State Farm is jumping onto the NFT bandwagon with a football-themed treasure hunt running November 4–7. The insurance company is just the latest of a quickly growing list of brands experimenting with nonfungible tokens since they started gaining marketers’ attention back in March with the launch of NBA Top Shot. That same month, NFTs officially entered the cultural zeitgeist when Saturday Night Live featured a rap-style explainer video of the crypto-based token.
An NFT (nonfungible token) represents a digital or physical asset (e.g., a photo, video, audio file, or painting) and is created and stored on a blockchain. NFTs are one of a kind and have an identifiable chain of ownership that allows them to maintain value and be traded as collectable items (similar to physical baseball cards or artwork).
In October, Forrester surveyed 1,002 online adults (506 US and 496 UK) to gauge what consumers currently think about NFTs. We provided a brief definition of nonfungible tokens, followed by a series of five statements for respondents to select those that apply (see chart below). We found that:
NFTs remain elusive to the everyday consumer. Nearly half of US online adults (45%) and over half of those in the UK (56%) have never heard of NFTs. And just over a quarter of online adults (28% US and 27% UK) indicated they still don’t understand what NFTs are.
US online male adults are most eager for NFTs. One in five online male adults in the US (20%) indicate they already own at least one NFT — that’s almost three times more than female adults in the US (7%). In the UK, only 8% of online male adults and just 2% of females responded the same. Purchase intent follows a similar pattern, as 37% of US online male adults express eagerness to buy an NFT versus just 16% of US females, 16% of UK males, and 13% of UK females.
The brand bandwagon rides ahead of consumer demand. While the headlines of yet another brand experimenting with NFTs have reached a seemingly daily cadence, consumers are currently skeptical of brand-led NFT stunts. Just 12% of US online adults and 7% of UK online adults would like to see more brands release NFTs as giveaways.
Greed Versus Good Will Test Trust In NFTs
Although brands are experimenting with NFTs in droves, they’re up against a slew of growing pains:
- Blockchains, cryptocurrency, and digital wallets are still foreign territories to the everyday consumer.
- The environmental impact of many NFTs is at odds with brands’ growing sustainability pledges, given the electricity that’s required to support them.
- There’s an increasing amount of NFT fraud mired by scammers and hackers that’s tainting the real intent of NFTs to build communities of like-minded interests.

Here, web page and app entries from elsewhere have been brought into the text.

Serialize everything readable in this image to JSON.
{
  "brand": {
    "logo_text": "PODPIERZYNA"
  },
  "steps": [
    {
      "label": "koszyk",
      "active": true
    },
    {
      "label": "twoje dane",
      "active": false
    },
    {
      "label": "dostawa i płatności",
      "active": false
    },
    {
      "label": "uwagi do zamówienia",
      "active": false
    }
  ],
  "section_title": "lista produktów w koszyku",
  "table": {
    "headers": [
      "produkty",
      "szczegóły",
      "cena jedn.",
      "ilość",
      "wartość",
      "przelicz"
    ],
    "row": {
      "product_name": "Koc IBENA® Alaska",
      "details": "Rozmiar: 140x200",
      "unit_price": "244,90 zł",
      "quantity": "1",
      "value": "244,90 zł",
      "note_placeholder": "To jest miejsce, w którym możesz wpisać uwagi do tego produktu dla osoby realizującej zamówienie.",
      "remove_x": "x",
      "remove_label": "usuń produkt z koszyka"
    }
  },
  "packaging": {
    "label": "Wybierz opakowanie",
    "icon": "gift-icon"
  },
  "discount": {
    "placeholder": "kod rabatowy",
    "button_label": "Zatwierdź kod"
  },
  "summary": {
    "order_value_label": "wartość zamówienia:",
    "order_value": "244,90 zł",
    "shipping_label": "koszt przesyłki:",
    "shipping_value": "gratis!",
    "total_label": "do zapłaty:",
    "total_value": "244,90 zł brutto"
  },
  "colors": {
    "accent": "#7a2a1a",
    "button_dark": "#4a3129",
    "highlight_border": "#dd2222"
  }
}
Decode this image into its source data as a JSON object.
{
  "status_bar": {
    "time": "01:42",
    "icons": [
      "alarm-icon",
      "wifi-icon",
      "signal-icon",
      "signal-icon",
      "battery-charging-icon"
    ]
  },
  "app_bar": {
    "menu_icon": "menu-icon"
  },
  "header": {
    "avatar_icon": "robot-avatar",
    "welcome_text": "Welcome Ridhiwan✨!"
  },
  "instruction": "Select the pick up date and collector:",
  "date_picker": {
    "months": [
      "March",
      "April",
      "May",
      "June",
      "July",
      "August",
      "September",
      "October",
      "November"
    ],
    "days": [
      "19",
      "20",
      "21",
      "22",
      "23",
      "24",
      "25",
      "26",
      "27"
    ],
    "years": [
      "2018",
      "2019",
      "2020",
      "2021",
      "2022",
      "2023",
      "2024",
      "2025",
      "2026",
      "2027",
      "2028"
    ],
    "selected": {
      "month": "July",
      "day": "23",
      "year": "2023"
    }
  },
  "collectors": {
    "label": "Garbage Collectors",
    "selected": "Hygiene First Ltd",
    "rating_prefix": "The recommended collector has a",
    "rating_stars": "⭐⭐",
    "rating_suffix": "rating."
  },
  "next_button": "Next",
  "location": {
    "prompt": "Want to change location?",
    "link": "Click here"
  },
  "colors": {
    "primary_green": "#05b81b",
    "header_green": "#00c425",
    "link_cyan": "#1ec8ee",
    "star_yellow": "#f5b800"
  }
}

- Legal ambiguity exists on whether NFTs grant “ownership” of the actual digital asset or simply the token associated with the asset.
NFTs Will Come Of Age In The Metaverse
The current use cases for brand-led NFTs fall along a value spectrum. On one side are NFTs based on a brand’s IP. Vault by CNN is a marketplace that offers collectors license to historical moments from the cable news network’s archival footage. On the other side of the spectrum are one-off promotions like the NFT GIF that Crockpot auctioned off to celebrate the brand’s 50th anniversary or, similarly, McDonald’s McRib NFT sweepstakes happening through November 7.
PR stunts aside, NFTs will become far more interesting within the context of the metaverse — once it’s actualized. One-of-a-kind digital art can help decorate your virtual home. Limited-edition sneaker drops can customize your avatar. And NFT tickets will give you exclusive access to VIP events happening within the metaverse. This will make NFTs more accessible and useful over the next decade, with better ways for brands to provide meaningful value exchanges with consumers through virtual products as well as hybrid digital/physical brand experiences. Forrester’s survey finds that over half (51%) of US online male adults indicate that they would like to buy NFTs that exist/persist as part of their immersive virtual world.
We’ve officially kicked off research for a report on the state of the metaverse that will publish in early 2022. In doing so, we’re speaking with as many metaverse stakeholders as possible (platforms, marketplaces, agencies, brands, etc.). If you’re involved with advancing the vision for the (consumer) metaverse, we’d love to hear from you. Tweet me at @McProulx and let’s set up a Forrester briefing.